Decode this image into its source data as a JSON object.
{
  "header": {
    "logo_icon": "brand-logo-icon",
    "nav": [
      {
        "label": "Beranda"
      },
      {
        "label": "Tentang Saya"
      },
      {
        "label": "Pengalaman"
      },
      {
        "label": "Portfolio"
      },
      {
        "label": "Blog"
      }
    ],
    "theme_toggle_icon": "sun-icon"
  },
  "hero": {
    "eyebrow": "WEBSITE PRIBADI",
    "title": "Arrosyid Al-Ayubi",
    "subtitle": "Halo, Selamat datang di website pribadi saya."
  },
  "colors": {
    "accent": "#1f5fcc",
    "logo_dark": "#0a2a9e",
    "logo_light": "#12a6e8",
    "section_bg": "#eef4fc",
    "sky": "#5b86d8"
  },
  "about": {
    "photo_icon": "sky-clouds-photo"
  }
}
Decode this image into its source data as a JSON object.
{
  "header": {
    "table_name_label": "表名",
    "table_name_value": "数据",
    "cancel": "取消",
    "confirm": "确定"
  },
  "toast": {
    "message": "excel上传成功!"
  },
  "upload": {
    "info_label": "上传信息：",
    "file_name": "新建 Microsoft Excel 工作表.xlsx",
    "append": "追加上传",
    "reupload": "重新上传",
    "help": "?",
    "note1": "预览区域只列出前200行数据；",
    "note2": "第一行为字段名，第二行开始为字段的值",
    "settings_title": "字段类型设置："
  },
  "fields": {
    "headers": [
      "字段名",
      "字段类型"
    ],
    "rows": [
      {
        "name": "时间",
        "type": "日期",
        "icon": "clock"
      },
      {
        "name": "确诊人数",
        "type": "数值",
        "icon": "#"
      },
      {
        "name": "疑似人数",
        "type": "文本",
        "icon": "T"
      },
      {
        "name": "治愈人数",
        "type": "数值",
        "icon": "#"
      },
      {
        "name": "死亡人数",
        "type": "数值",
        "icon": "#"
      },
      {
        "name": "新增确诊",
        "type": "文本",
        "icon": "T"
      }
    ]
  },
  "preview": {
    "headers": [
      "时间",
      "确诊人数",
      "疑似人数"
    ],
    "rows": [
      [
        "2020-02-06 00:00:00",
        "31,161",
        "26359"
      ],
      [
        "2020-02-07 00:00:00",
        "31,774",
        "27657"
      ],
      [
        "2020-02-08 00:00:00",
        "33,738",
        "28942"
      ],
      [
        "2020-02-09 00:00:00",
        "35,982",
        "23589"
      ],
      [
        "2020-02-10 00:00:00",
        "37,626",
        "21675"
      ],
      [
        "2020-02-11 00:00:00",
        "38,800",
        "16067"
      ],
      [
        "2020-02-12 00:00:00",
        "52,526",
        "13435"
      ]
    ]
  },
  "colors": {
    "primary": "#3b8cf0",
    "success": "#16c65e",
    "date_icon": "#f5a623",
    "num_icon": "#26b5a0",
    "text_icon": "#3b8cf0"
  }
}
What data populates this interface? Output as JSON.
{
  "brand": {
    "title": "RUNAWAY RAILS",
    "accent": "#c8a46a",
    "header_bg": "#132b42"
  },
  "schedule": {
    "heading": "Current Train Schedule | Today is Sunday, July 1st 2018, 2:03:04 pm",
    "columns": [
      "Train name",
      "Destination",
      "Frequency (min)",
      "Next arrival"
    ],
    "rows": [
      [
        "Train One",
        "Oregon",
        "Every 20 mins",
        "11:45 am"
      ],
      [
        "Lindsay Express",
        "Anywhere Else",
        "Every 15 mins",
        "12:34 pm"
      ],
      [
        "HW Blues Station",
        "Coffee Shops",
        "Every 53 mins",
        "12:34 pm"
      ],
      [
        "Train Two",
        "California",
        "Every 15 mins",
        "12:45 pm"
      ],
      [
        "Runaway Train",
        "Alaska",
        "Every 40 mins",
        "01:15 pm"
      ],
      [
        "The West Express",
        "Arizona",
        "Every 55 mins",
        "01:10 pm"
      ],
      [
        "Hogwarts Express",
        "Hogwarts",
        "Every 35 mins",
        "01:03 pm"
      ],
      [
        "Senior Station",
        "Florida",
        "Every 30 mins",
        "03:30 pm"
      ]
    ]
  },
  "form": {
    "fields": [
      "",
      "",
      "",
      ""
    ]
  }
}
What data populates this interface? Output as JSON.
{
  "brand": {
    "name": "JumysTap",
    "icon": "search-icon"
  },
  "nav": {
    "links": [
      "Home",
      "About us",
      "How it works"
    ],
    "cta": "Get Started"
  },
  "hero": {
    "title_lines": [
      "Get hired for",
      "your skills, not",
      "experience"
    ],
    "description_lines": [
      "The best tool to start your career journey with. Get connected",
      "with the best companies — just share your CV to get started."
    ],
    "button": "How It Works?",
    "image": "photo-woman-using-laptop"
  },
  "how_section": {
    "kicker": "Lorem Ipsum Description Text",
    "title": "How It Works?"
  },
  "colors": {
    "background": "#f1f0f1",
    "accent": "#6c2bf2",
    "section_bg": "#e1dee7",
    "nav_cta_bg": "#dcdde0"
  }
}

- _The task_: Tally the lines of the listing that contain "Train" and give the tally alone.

- _Answer to the problem_: 5